# [EXERCISE BRIEF]
Copy each line below holding "периодот".

------------------------------------------------------------

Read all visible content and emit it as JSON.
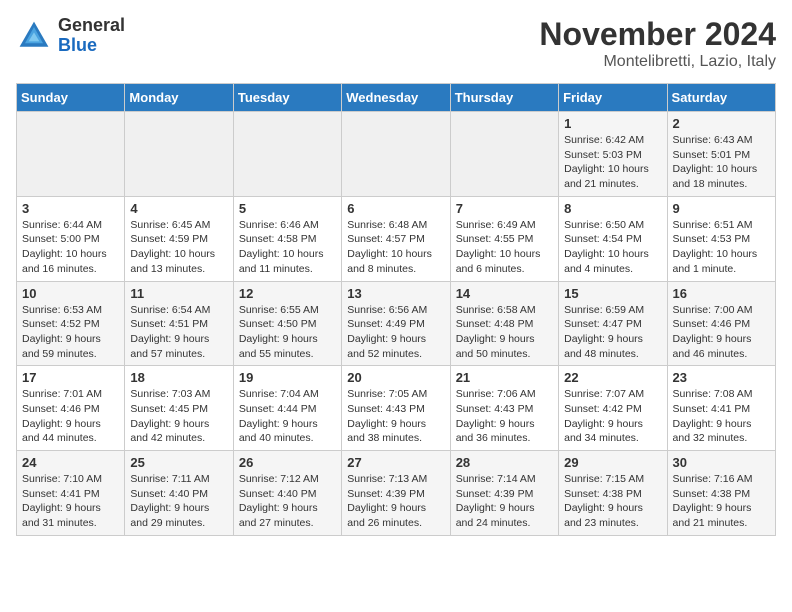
{
  "header": {
    "logo_line1": "General",
    "logo_line2": "Blue",
    "month_title": "November 2024",
    "location": "Montelibretti, Lazio, Italy"
  },
  "days_of_week": [
    "Sunday",
    "Monday",
    "Tuesday",
    "Wednesday",
    "Thursday",
    "Friday",
    "Saturday"
  ],
  "weeks": [
    [
      {
        "day": "",
        "info": ""
      },
      {
        "day": "",
        "info": ""
      },
      {
        "day": "",
        "info": ""
      },
      {
        "day": "",
        "info": ""
      },
      {
        "day": "",
        "info": ""
      },
      {
        "day": "1",
        "info": "Sunrise: 6:42 AM\nSunset: 5:03 PM\nDaylight: 10 hours and 21 minutes."
      },
      {
        "day": "2",
        "info": "Sunrise: 6:43 AM\nSunset: 5:01 PM\nDaylight: 10 hours and 18 minutes."
      }
    ],
    [
      {
        "day": "3",
        "info": "Sunrise: 6:44 AM\nSunset: 5:00 PM\nDaylight: 10 hours and 16 minutes."
      },
      {
        "day": "4",
        "info": "Sunrise: 6:45 AM\nSunset: 4:59 PM\nDaylight: 10 hours and 13 minutes."
      },
      {
        "day": "5",
        "info": "Sunrise: 6:46 AM\nSunset: 4:58 PM\nDaylight: 10 hours and 11 minutes."
      },
      {
        "day": "6",
        "info": "Sunrise: 6:48 AM\nSunset: 4:57 PM\nDaylight: 10 hours and 8 minutes."
      },
      {
        "day": "7",
        "info": "Sunrise: 6:49 AM\nSunset: 4:55 PM\nDaylight: 10 hours and 6 minutes."
      },
      {
        "day": "8",
        "info": "Sunrise: 6:50 AM\nSunset: 4:54 PM\nDaylight: 10 hours and 4 minutes."
      },
      {
        "day": "9",
        "info": "Sunrise: 6:51 AM\nSunset: 4:53 PM\nDaylight: 10 hours and 1 minute."
      }
    ],
    [
      {
        "day": "10",
        "info": "Sunrise: 6:53 AM\nSunset: 4:52 PM\nDaylight: 9 hours and 59 minutes."
      },
      {
        "day": "11",
        "info": "Sunrise: 6:54 AM\nSunset: 4:51 PM\nDaylight: 9 hours and 57 minutes."
      },
      {
        "day": "12",
        "info": "Sunrise: 6:55 AM\nSunset: 4:50 PM\nDaylight: 9 hours and 55 minutes."
      },
      {
        "day": "13",
        "info": "Sunrise: 6:56 AM\nSunset: 4:49 PM\nDaylight: 9 hours and 52 minutes."
      },
      {
        "day": "14",
        "info": "Sunrise: 6:58 AM\nSunset: 4:48 PM\nDaylight: 9 hours and 50 minutes."
      },
      {
        "day": "15",
        "info": "Sunrise: 6:59 AM\nSunset: 4:47 PM\nDaylight: 9 hours and 48 minutes."
      },
      {
        "day": "16",
        "info": "Sunrise: 7:00 AM\nSunset: 4:46 PM\nDaylight: 9 hours and 46 minutes."
      }
    ],
    [
      {
        "day": "17",
        "info": "Sunrise: 7:01 AM\nSunset: 4:46 PM\nDaylight: 9 hours and 44 minutes."
      },
      {
        "day": "18",
        "info": "Sunrise: 7:03 AM\nSunset: 4:45 PM\nDaylight: 9 hours and 42 minutes."
      },
      {
        "day": "19",
        "info": "Sunrise: 7:04 AM\nSunset: 4:44 PM\nDaylight: 9 hours and 40 minutes."
      },
      {
        "day": "20",
        "info": "Sunrise: 7:05 AM\nSunset: 4:43 PM\nDaylight: 9 hours and 38 minutes."
      },
      {
        "day": "21",
        "info": "Sunrise: 7:06 AM\nSunset: 4:43 PM\nDaylight: 9 hours and 36 minutes."
      },
      {
        "day": "22",
        "info": "Sunrise: 7:07 AM\nSunset: 4:42 PM\nDaylight: 9 hours and 34 minutes."
      },
      {
        "day": "23",
        "info": "Sunrise: 7:08 AM\nSunset: 4:41 PM\nDaylight: 9 hours and 32 minutes."
      }
    ],
    [
      {
        "day": "24",
        "info": "Sunrise: 7:10 AM\nSunset: 4:41 PM\nDaylight: 9 hours and 31 minutes."
      },
      {
        "day": "25",
        "info": "Sunrise: 7:11 AM\nSunset: 4:40 PM\nDaylight: 9 hours and 29 minutes."
      },
      {
        "day": "26",
        "info": "Sunrise: 7:12 AM\nSunset: 4:40 PM\nDaylight: 9 hours and 27 minutes."
      },
      {
        "day": "27",
        "info": "Sunrise: 7:13 AM\nSunset: 4:39 PM\nDaylight: 9 hours and 26 minutes."
      },
      {
        "day": "28",
        "info": "Sunrise: 7:14 AM\nSunset: 4:39 PM\nDaylight: 9 hours and 24 minutes."
      },
      {
        "day": "29",
        "info": "Sunrise: 7:15 AM\nSunset: 4:38 PM\nDaylight: 9 hours and 23 minutes."
      },
      {
        "day": "30",
        "info": "Sunrise: 7:16 AM\nSunset: 4:38 PM\nDaylight: 9 hours and 21 minutes."
      }
    ]
  ]
}
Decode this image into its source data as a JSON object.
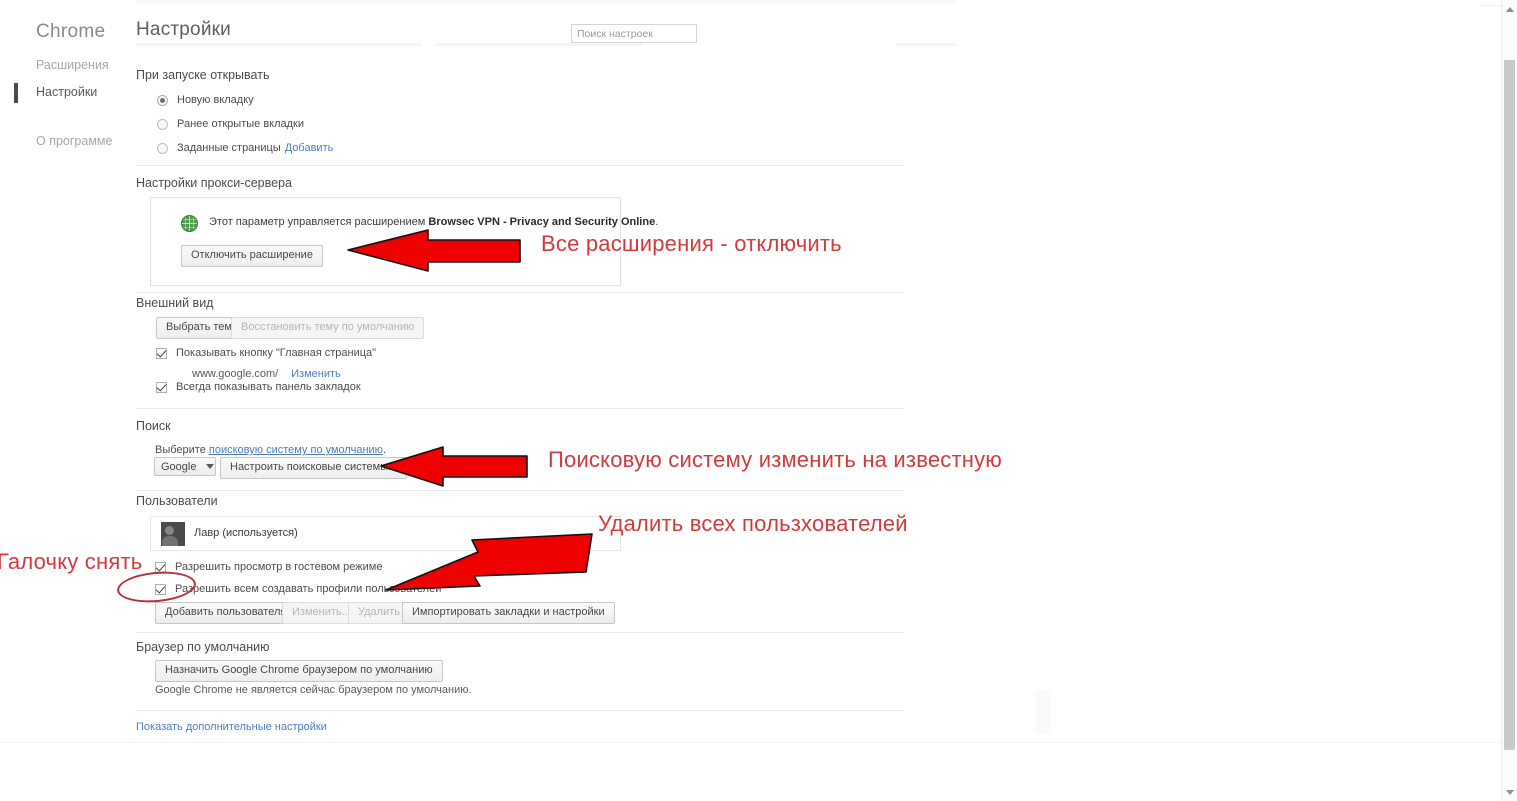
{
  "sidebar": {
    "brand": "Chrome",
    "items": [
      {
        "label": "Расширения",
        "active": false
      },
      {
        "label": "Настройки",
        "active": true
      },
      {
        "label": "О программе",
        "active": false
      }
    ]
  },
  "header": {
    "title": "Настройки",
    "search_placeholder": "Поиск настроек"
  },
  "startup": {
    "title": "При запуске открывать",
    "options": [
      {
        "label": "Новую вкладку",
        "selected": true
      },
      {
        "label": "Ранее открытые вкладки",
        "selected": false
      },
      {
        "label": "Заданные страницы",
        "selected": false,
        "link": "Добавить"
      }
    ]
  },
  "proxy": {
    "title": "Настройки прокси-сервера",
    "managed_prefix": "Этот параметр управляется расширением",
    "extension_name": "Browsec VPN - Privacy and Security Online",
    "managed_suffix": ".",
    "disable_button": "Отключить расширение",
    "icon": "globe-icon"
  },
  "appearance": {
    "title": "Внешний вид",
    "choose_theme_button": "Выбрать тему",
    "reset_theme_button": "Восстановить тему по умолчанию",
    "show_home_button": {
      "label": "Показывать кнопку \"Главная страница\"",
      "checked": true
    },
    "home_url": "www.google.com/",
    "home_change_link": "Изменить",
    "show_bookmarks_bar": {
      "label": "Всегда показывать панель закладок",
      "checked": true
    }
  },
  "search": {
    "title": "Поиск",
    "prefix": "Выберите ",
    "link": "поисковую систему по умолчанию",
    "suffix": ".",
    "engine_selected": "Google",
    "manage_button": "Настроить поисковые системы..."
  },
  "users": {
    "title": "Пользователи",
    "profile_name": "Лавр (используется)",
    "guest_checkbox": {
      "label": "Разрешить просмотр в гостевом режиме",
      "checked": true
    },
    "anyone_checkbox": {
      "label": "Разрешить всем создавать профили пользователей",
      "checked": true
    },
    "buttons": [
      {
        "label": "Добавить пользователя",
        "disabled": false
      },
      {
        "label": "Изменить...",
        "disabled": true
      },
      {
        "label": "Удалить",
        "disabled": true
      },
      {
        "label": "Импортировать закладки и настройки",
        "disabled": false
      }
    ]
  },
  "default_browser": {
    "title": "Браузер по умолчанию",
    "set_default_button": "Назначить Google Chrome браузером по умолчанию",
    "status_text": "Google Chrome не является сейчас браузером по умолчанию."
  },
  "advanced_link": "Показать дополнительные настройки",
  "annotations": {
    "color": "#d23b3b",
    "circle_color": "#b5303a",
    "items": [
      {
        "text": "Все расширения - отключить"
      },
      {
        "text": "Поисковую систему изменить на известную"
      },
      {
        "text": "Удалить всех пользхователей"
      },
      {
        "text": "Галочку снять"
      }
    ]
  },
  "scrollbar": {
    "up_icon": "chevron-up-icon",
    "down_icon": "chevron-down-icon"
  }
}
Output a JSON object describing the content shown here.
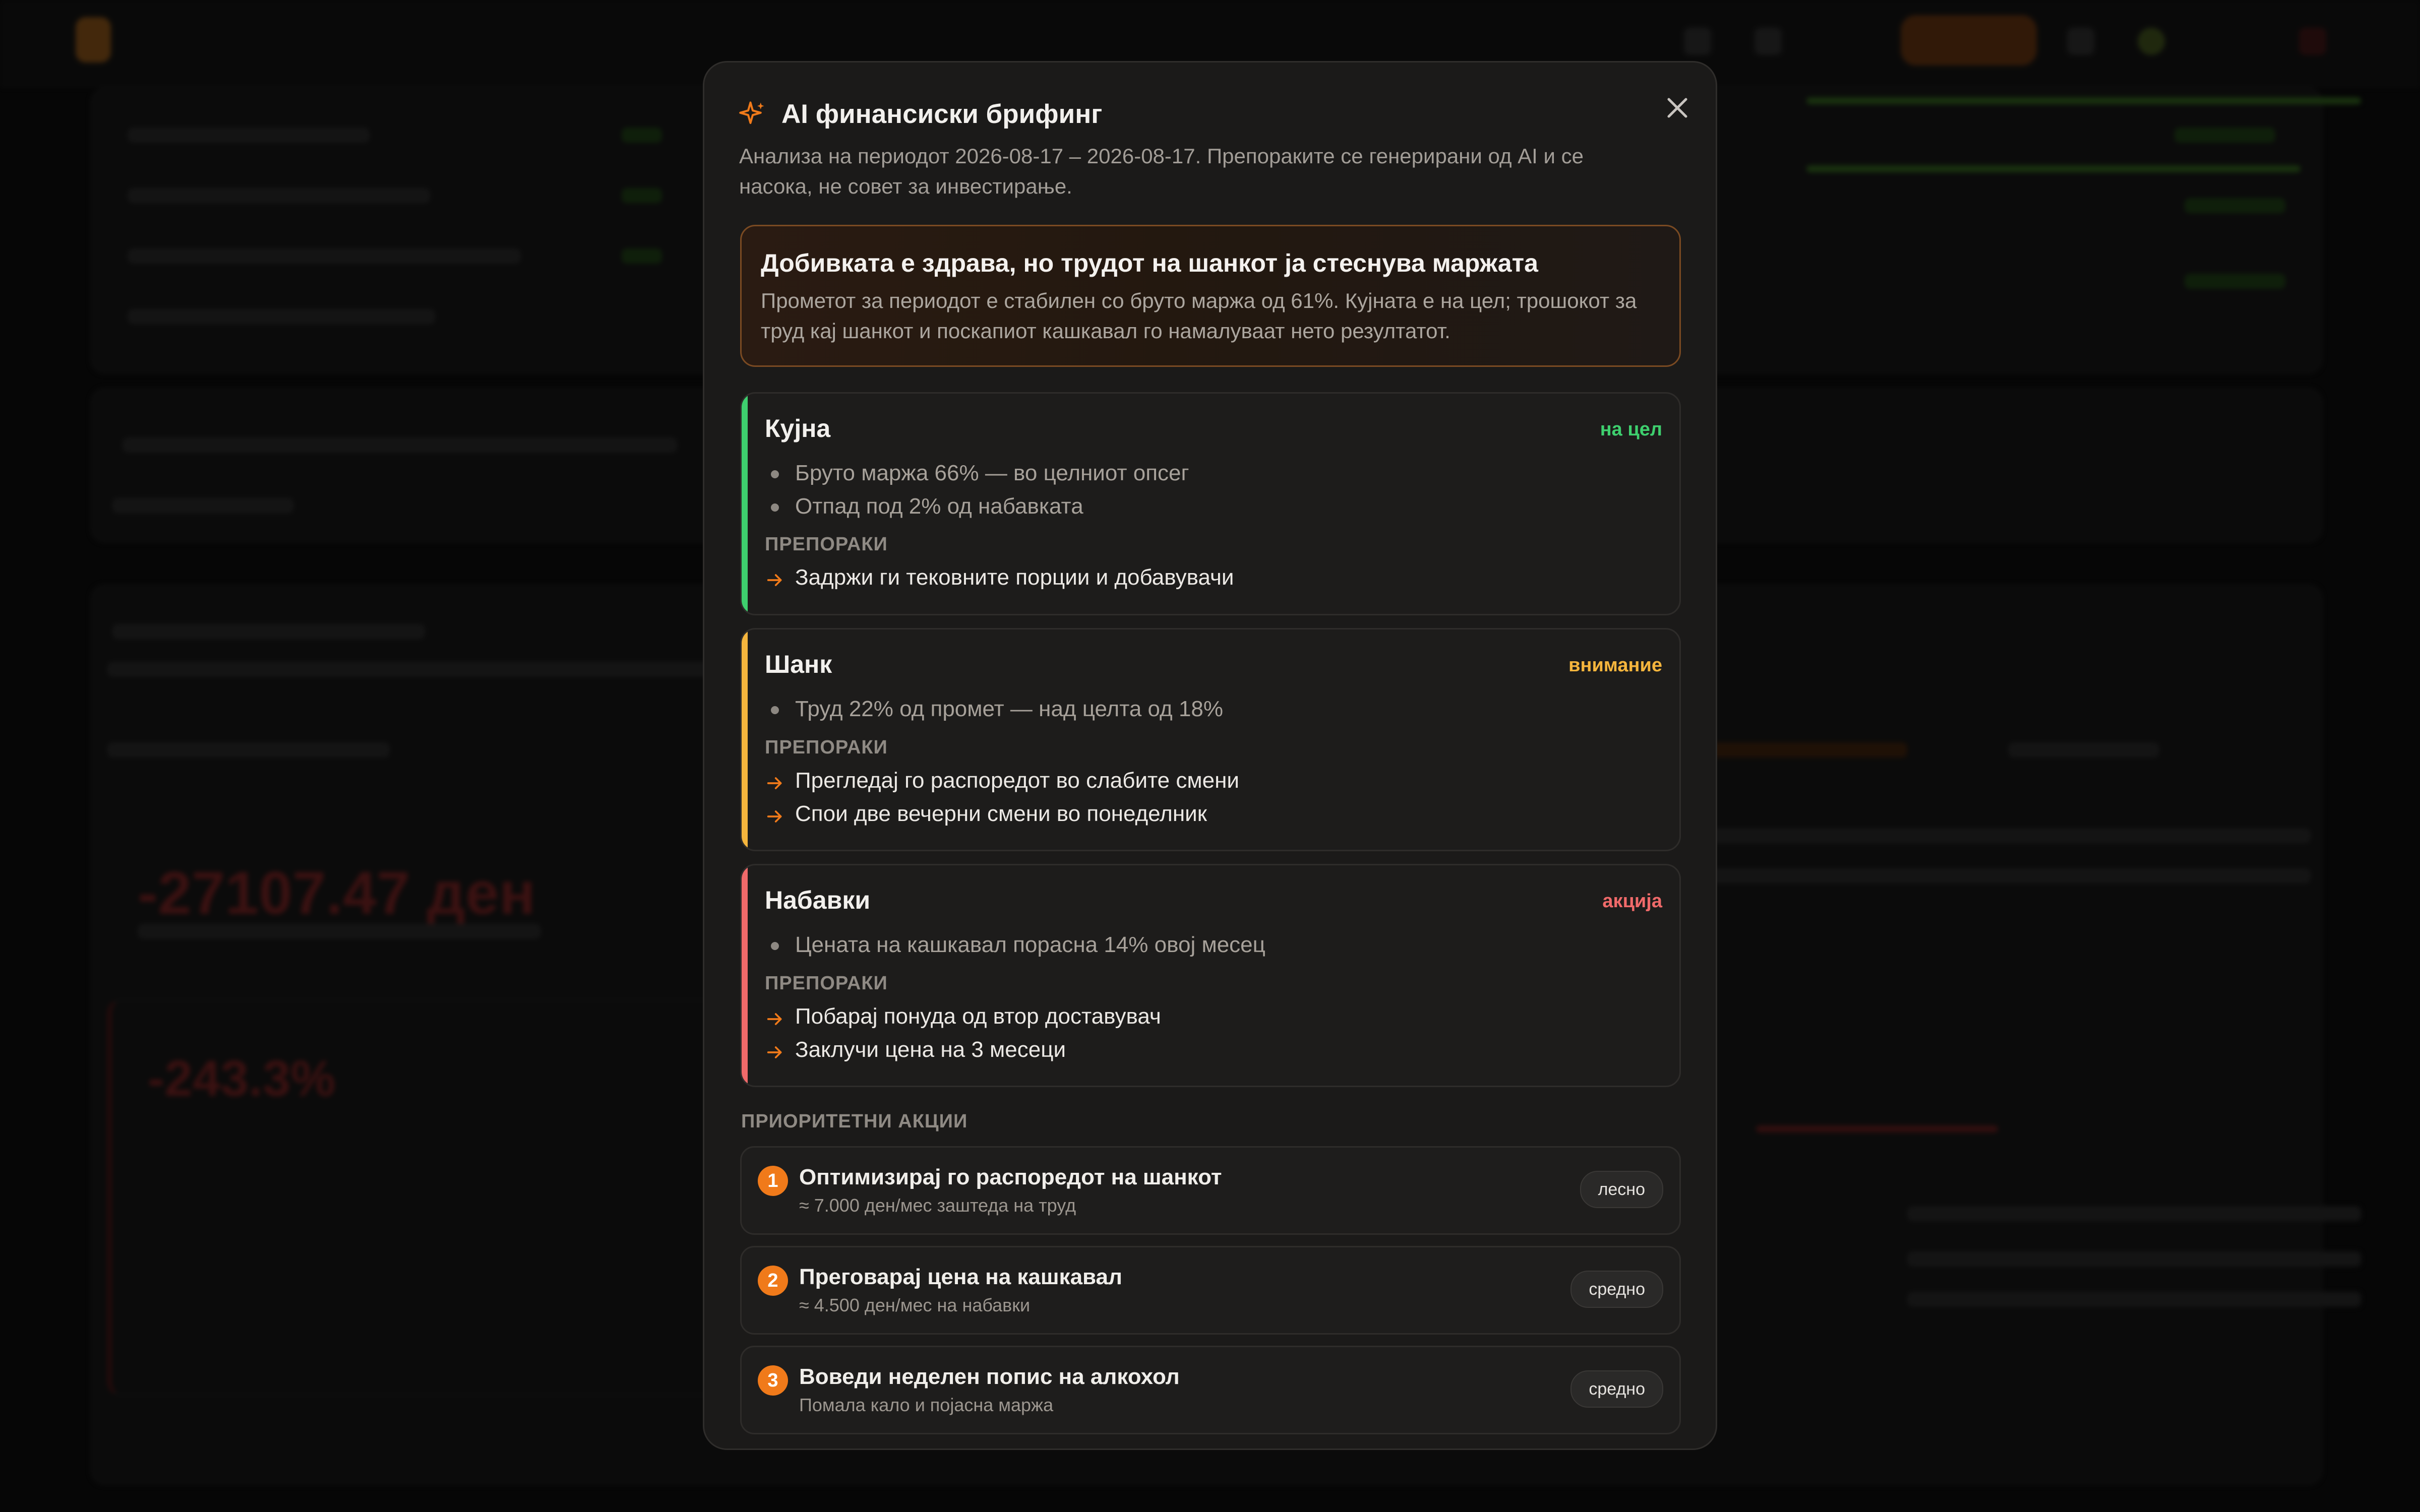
{
  "modal": {
    "title": "AI финансиски брифинг",
    "subtitle": "Анализа на периодот 2026-08-17 – 2026-08-17. Препораките се генерирани од AI и се насока, не совет за инвестирање.",
    "summary": {
      "headline": "Добивката е здрава, но трудот на шанкот ја стеснува маржата",
      "text": "Прометот за периодот е стабилен со бруто маржа од 61%. Кујната е на цел; трошокот за труд кај шанкот и поскапиот кашкавал го намалуваат нето резултатот."
    },
    "recommendations_label": "ПРЕПОРАКИ",
    "sections": [
      {
        "name": "Кујна",
        "status": "на цел",
        "status_color": "#3ecf6e",
        "accent": "#3ecf6e",
        "points": [
          "Бруто маржа 66% — во целниот опсег",
          "Отпад под 2% од набавката"
        ],
        "recommendations": [
          "Задржи ги тековните порции и добавувачи"
        ]
      },
      {
        "name": "Шанк",
        "status": "внимание",
        "status_color": "#f5b53d",
        "accent": "#f5b53d",
        "points": [
          "Труд 22% од промет — над целта од 18%"
        ],
        "recommendations": [
          "Прегледај го распоредот во слабите смени",
          "Спои две вечерни смени во понеделник"
        ]
      },
      {
        "name": "Набавки",
        "status": "акција",
        "status_color": "#f06a6a",
        "accent": "#f06a6a",
        "points": [
          "Цената на кашкавал порасна 14% овој месец"
        ],
        "recommendations": [
          "Побарај понуда од втор доставувач",
          "Заклучи цена на 3 месеци"
        ]
      }
    ],
    "priority_label": "ПРИОРИТЕТНИ АКЦИИ",
    "actions": [
      {
        "num": "1",
        "title": "Оптимизирај го распоредот на шанкот",
        "sub": "≈ 7.000 ден/мес заштеда на труд",
        "badge": "лесно"
      },
      {
        "num": "2",
        "title": "Преговарај цена на кашкавал",
        "sub": "≈ 4.500 ден/мес на набавки",
        "badge": "средно"
      },
      {
        "num": "3",
        "title": "Воведи неделен попис на алкохол",
        "sub": "Помала кало и појасна маржа",
        "badge": "средно"
      }
    ]
  },
  "colors": {
    "accent": "#f07a1a",
    "danger": "#6b2020"
  },
  "icons": {
    "title": "sparkle-icon",
    "close": "close-icon",
    "arrow": "arrow-right-icon"
  }
}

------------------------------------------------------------

# [WRITTEN SOLUTION]
    "subtitle": "Анализа на периодот 2026-08-17 – 2026-08-17. Препораките се генерирани од AI и се насока, не совет за инвестирање.",
      "text": "Прометот за периодот е стабилен со бруто маржа од 61%. Кујната е на цел; трошокот за труд кај шанкот и поскапиот кашкавал го намалуваат нето резултатот."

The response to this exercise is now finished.